The all encompassing 08-09 Fiscal Budget is $117,773,354, ($38,412,809 or 24.6% less than the previous). The reductions are due in part to reduced development and capital expenditures. Expenditures of $45.7 million are planned for capital projects. The City projects revenues of $28.4 million (as reported in the V.C. Star 6/25/08, but unable to confirm at the City level before publication).

Although some conflicting data was previously reported in another publication, Ristau has confirmed that the total Operating Budget for 08-09 is $19.9 million and includes expenses for a great number of departments. The General Fund Operating Budget is $7,365,977. The Reserve General Purpose Fund has $2,095,072 (28.4% of the recommend 40% of the General Fund Operating Budget).

There are many problems facing Fillmore today. Included are: sewer plant, storm water, and brine discharge issues and their related costs to the public; FEMA, business park and residential flood plain problems; growth disputes; rising costs and diminishing revenues; poor housing market; Board of Equalization investigations; loss of businesses and jobs; loss of State and Federal grants and subsidies; Senior Center, Veterans Memorial District and Fire Chief difficulties. On a personal level, many in Fillmore, a city on the lower rungs of the economic scale of Ventura County, are currently forced to sacrifice even necessities.

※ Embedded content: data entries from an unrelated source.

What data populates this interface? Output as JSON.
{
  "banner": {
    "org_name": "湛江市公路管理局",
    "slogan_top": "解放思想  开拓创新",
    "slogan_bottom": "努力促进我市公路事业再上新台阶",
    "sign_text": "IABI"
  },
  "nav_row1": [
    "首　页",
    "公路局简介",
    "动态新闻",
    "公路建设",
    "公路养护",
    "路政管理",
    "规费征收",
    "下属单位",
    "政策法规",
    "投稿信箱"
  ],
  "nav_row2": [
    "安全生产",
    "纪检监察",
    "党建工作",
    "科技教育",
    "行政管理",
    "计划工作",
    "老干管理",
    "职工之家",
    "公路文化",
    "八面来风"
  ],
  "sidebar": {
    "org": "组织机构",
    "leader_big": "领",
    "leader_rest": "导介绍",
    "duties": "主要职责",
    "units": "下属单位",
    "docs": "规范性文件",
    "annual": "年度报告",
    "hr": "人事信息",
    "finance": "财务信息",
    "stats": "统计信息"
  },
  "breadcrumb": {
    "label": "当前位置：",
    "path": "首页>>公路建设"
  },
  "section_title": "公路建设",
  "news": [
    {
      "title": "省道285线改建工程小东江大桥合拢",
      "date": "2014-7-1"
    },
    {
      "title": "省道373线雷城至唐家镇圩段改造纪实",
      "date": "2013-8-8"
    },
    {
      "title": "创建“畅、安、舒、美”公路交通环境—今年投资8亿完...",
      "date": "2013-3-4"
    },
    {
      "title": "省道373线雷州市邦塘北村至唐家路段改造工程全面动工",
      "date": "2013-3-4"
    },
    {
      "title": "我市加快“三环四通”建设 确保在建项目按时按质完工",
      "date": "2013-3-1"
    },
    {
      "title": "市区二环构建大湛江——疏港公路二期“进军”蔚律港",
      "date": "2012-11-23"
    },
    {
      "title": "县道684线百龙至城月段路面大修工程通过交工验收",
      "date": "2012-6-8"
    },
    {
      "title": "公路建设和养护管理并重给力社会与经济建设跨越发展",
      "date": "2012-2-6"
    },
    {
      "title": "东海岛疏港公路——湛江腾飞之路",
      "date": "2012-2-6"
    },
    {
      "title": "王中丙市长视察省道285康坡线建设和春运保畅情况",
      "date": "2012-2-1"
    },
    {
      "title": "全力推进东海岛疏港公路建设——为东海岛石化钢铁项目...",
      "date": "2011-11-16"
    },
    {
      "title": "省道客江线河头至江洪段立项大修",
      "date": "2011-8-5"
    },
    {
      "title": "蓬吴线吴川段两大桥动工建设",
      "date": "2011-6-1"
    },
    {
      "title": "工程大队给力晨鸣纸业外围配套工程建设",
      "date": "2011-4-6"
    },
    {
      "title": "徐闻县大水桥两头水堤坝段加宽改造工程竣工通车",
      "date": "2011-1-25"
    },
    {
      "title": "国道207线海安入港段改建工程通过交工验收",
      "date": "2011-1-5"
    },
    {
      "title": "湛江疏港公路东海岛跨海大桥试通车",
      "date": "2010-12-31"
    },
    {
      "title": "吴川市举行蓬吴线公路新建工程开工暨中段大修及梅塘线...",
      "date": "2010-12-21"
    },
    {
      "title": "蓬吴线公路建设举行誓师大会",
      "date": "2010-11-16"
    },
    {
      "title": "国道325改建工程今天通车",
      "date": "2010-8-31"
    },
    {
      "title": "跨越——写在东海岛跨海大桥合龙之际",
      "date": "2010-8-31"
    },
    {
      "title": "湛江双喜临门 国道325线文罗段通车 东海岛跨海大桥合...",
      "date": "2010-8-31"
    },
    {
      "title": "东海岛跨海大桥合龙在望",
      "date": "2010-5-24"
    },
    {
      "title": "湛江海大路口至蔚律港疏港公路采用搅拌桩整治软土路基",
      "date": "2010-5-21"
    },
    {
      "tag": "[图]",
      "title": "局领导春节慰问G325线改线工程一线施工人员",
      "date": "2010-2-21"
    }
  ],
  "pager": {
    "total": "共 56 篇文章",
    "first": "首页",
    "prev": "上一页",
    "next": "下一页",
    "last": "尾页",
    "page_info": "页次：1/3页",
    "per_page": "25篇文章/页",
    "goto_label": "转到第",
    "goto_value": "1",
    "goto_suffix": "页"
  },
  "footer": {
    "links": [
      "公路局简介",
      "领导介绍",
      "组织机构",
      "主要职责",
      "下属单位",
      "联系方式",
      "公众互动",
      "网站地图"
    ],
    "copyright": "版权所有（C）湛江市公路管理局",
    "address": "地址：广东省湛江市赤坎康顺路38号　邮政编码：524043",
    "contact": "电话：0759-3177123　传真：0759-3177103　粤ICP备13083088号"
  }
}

The question is; what would you do if you were a City leader, charged with guiding your town through difficult times? The Fillmore Gazette welcomes your opinions and ideas before the Council’s final vote on the 08-09 Budget, scheduled for the very near future.